John Hoyland (1934–2011) was one of Britain’s leading abstract painters and printmakers. He emerged at the forefront of the abstract movement in Britain in the early 1960s and remained an energetic and innovative force within the eld, until his death in 2011.
His early paintings date from the 1950s and were mostly portraits and landscapes of his native Sheffield. His art was decisively in influenced in the late 1950s and 1960s by his experience of American Abstract Expressionism and his work shifted to be almost entirely abstract.
His graduation show at the Royal Academy Schools, London, in 1960, was ordered off the walls by the president of the Academy, although Hoyland was still awarded his diploma based on his figurative work. Within months, he was exhibiting with some of the best British artists of the day.
When Hoyland began to experiment with colour lithography in the late 1960s, he was embarking on
what would be a sustained concern with printmaking. He would work toward an image through the process of printing, rather than simply reproducing an already existing idea.
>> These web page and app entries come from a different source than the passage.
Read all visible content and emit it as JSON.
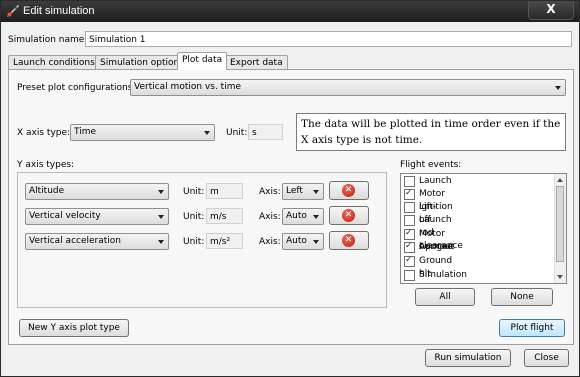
{
  "window": {
    "title": "Edit simulation",
    "close_label": "X"
  },
  "simulation": {
    "name_label": "Simulation name:",
    "name_value": "Simulation 1"
  },
  "tabs": [
    {
      "label": "Launch conditions",
      "active": false
    },
    {
      "label": "Simulation options",
      "active": false
    },
    {
      "label": "Plot data",
      "active": true
    },
    {
      "label": "Export data",
      "active": false
    }
  ],
  "plot": {
    "preset_label": "Preset plot configurations:",
    "preset_value": "Vertical motion vs. time",
    "x_axis_label": "X axis type:",
    "x_axis_value": "Time",
    "x_unit_label": "Unit:",
    "x_unit_value": "s",
    "note": "The data will be plotted in time order even if the X axis type is not time.",
    "y_axis_label": "Y axis types:",
    "y_rows": [
      {
        "type": "Altitude",
        "unit_label": "Unit:",
        "unit": "m",
        "axis_label": "Axis:",
        "axis": "Left"
      },
      {
        "type": "Vertical velocity",
        "unit_label": "Unit:",
        "unit": "m/s",
        "axis_label": "Axis:",
        "axis": "Auto"
      },
      {
        "type": "Vertical acceleration",
        "unit_label": "Unit:",
        "unit": "m/s²",
        "axis_label": "Axis:",
        "axis": "Auto"
      }
    ],
    "flight_events_label": "Flight events:",
    "flight_events": [
      {
        "label": "Launch",
        "checked": false
      },
      {
        "label": "Motor ignition",
        "checked": true
      },
      {
        "label": "Lift-off",
        "checked": false
      },
      {
        "label": "Launch rod clearance",
        "checked": false
      },
      {
        "label": "Motor burnout",
        "checked": true
      },
      {
        "label": "Apogee",
        "checked": true
      },
      {
        "label": "Ground hit",
        "checked": true
      },
      {
        "label": "Simulation end",
        "checked": false
      }
    ],
    "all_button": "All",
    "none_button": "None",
    "new_y_button": "New Y axis plot type",
    "plot_button": "Plot flight"
  },
  "footer": {
    "run_button": "Run simulation",
    "close_button": "Close"
  },
  "colors": {
    "titlebar": "#2b2b2b",
    "primary_button": "#bee6fd",
    "delete_icon": "#c8281a"
  }
}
Moving from simple line-drawing with basic colour notes, through to gestural, decisive application, his approach was as fast and free as is possible within the process. Renowned for his intuitive manipulation of colour, form, line and space, Hoyland dedicated himself to pushing the boundaries of what painting and printmaking could achieve; this is what characterises his six decades of work.
As the critic William Feaver once wrote, ‘A pukka Hoyland is a work not of hand and eye, but of total Self.
Wiz J Patterson Kelly, Editor – John Hoyland Catalogue Raisonne
ArtCatto is honoured to be hosting this first exhibition of John Hoyland’s work in Portugal, in association with the Conrad Algarve.
Showing all 26 results